She grew up with a curse of being ‘unusual,’ and something was wrong inside her.
Her Mom is an English teacher for 6 to 18-year-old students. Her Dad is a professor in Vietnamese Culture and Language studies. So, she was gifted with the ability to speak, read, and write quite early.
When she was 7 years old, her Mom brought her into an English tutor class with other elder kids at their house. And there was one kid who always teased her about her chubby body but she never responded to him. Then one day, he was scolded by her Mom for not doing homework while he could barely catch up with the class. So, she took the chance and whispered to him, ‘You are the laziest and most stupid boy in the class’. Immediately, in return, he punched her straight in the face, in front of her Mom. It was humiliated and painful.
Since then, she tried to keep silence and be a good girl. She avoided people for fear that someday, she would get mad and hurt people with her words. She buried the ‘unusual’ feeling deep down in her heart.
18 years later, in 2011, she became a friendly and smiley girl who was a top scorer in Ho Chi Minh City’s school for the gifted. She was the family’s pride and the class’s loving academic leader. But ironically, her mental life was nothing better than a stack of dirty clothes covered by colorful wrap and stickers.
She was jittery about making mistakes. She did not know what she could be truly good at. She did not know what could really hook her on. Nothing would excite her or move her.
In 2012, she came across AIESEC – an international, youth-run organization that provides young people with leadership development, cross-cultural internships, and global volunteer exchange experiences. She landed in the External Relations Team, whose responsibility was to work with Vietnam’s big companies like a salesperson for the internships that needed foreigners. It was the first time she experienced her true power in using languages: telling stories to inspire possibilities rather than to attack.
She grew with AIESEC so much that she firmly determined to pursue her Bachelor’s degree in Commerce, major in Marketing at the University of Wollongong, Australia.
And in every marketing subject, she always felt a strike of lighting to her body. One day, it was about the magic of apply colors to change consumer behaviors. Other days, it was about crafting a brand message that hits the consumer’s mind. And above all, she felt a sense of passion in creating a product to solve one’s problem and improve our quality of life. She was ready to change the world. She was prepared to come back all in!
But the reality was like a furious dog who ran after her to sink his teeth to her thigh and pulled her down to the ground. She stumbled at her first-and-only official job when came back to Vietnam in 2018.
As a Product Marketing Officer, she handled 3 product lines with more than 20 SKUs and numerous product concepts to be deployed. Her learning curve was growing vertically while her disappointment also moved vertically, downward.

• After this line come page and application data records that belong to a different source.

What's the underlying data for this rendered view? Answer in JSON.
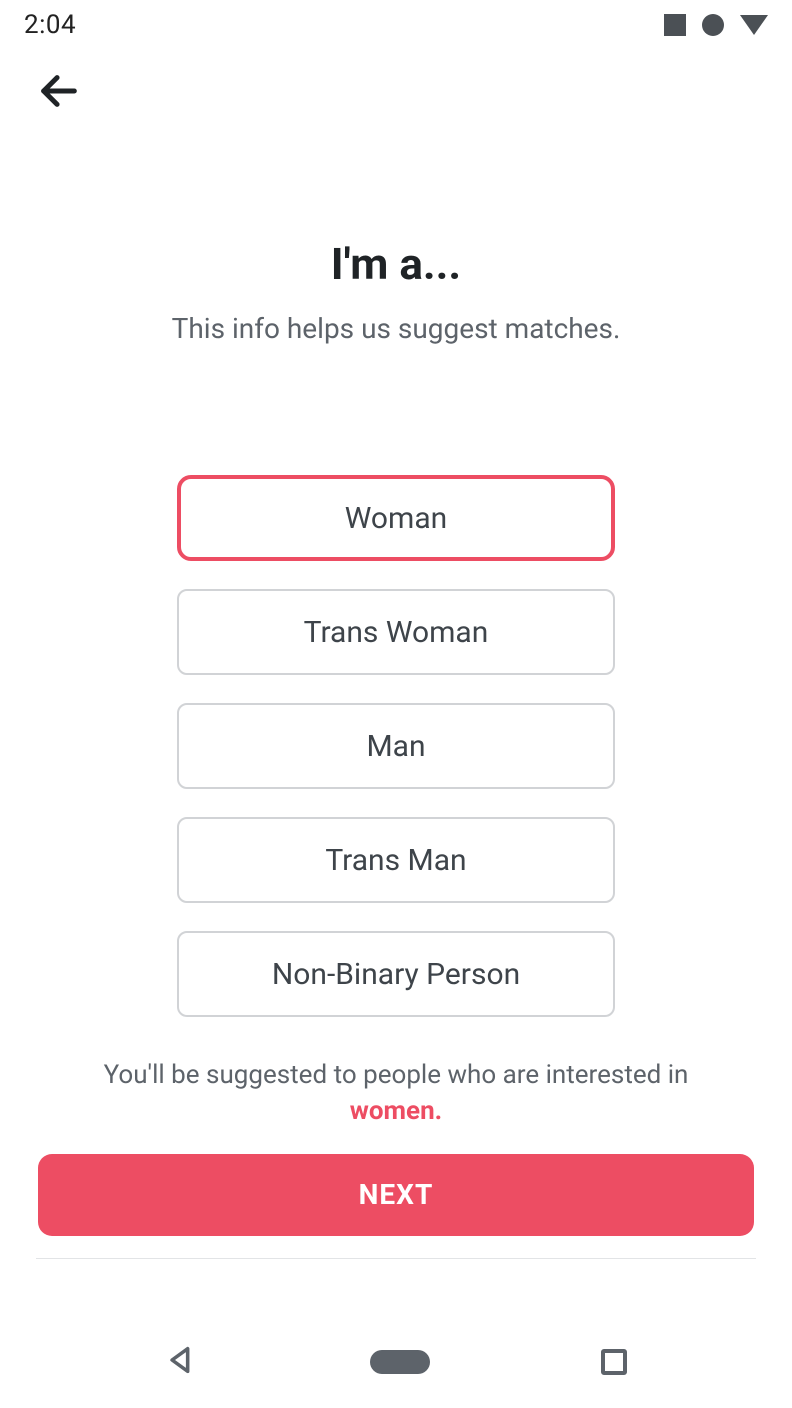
{
  "statusbar": {
    "time": "2:04"
  },
  "header": {
    "title": "I'm a...",
    "subtitle": "This info helps us suggest matches."
  },
  "options": [
    {
      "label": "Woman",
      "selected": true
    },
    {
      "label": "Trans Woman",
      "selected": false
    },
    {
      "label": "Man",
      "selected": false
    },
    {
      "label": "Trans Man",
      "selected": false
    },
    {
      "label": "Non-Binary Person",
      "selected": false
    }
  ],
  "hint": {
    "prefix": "You'll be suggested to people who are interested in ",
    "accent": "women."
  },
  "buttons": {
    "next": "NEXT"
  },
  "colors": {
    "accent": "#ed4d63",
    "text_primary": "#1f2326",
    "text_secondary": "#5d636a",
    "border": "#d1d3d6"
  }
}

She moved from creating languages of possibilities to reading numbers for certainty. Market share, margin, COGS, EXW, MOQ, and hundreds of metrics that she tried to avoid back in university. There were no footprints of human beings’ experience, neither customers nor employees. It was the sales-driven culture that she didn’t feel belong.
Then in 2019, she was contacted by Mekong Capital for the Corporate Communications Executive position. It shocked her when being told by Chris Freund, the founder, that her roles in this job were both the internal Story Telling leader and the external PR person. The internal role was equally important to PR in the short term and strategically more important than PR in the long term.
And this experience led her to experience, once again, her ‘unusual’ gut.
It was the first time that she saw storytelling was not just used to generate sales.
It was the first time that she embraced storytelling as transformational rather than transactional power.
It was the first time that she could express herself through languages and use it as her power source.
And fourthly, she felt proud leading 30+ storytelling coaching sessions for 20+ internal team members in each call. From interviewing our Partners and Investment Team being Vision Driven Investing to Functional team being our Core Values to deliver breakthrough results, she had the opportunity to discover what it takes to construct reality through the lens of storytelling and creativity. Reflecting on the journey from ideation to a complete story, she always felt a sense of ultimate fulfilment and happiness.
She is still being an ‘unusual’. However, she is happy every day to be that ‘unusual’ person to cause the team to create more ‘unusual’ results for our Investee and Vietnam’s futures.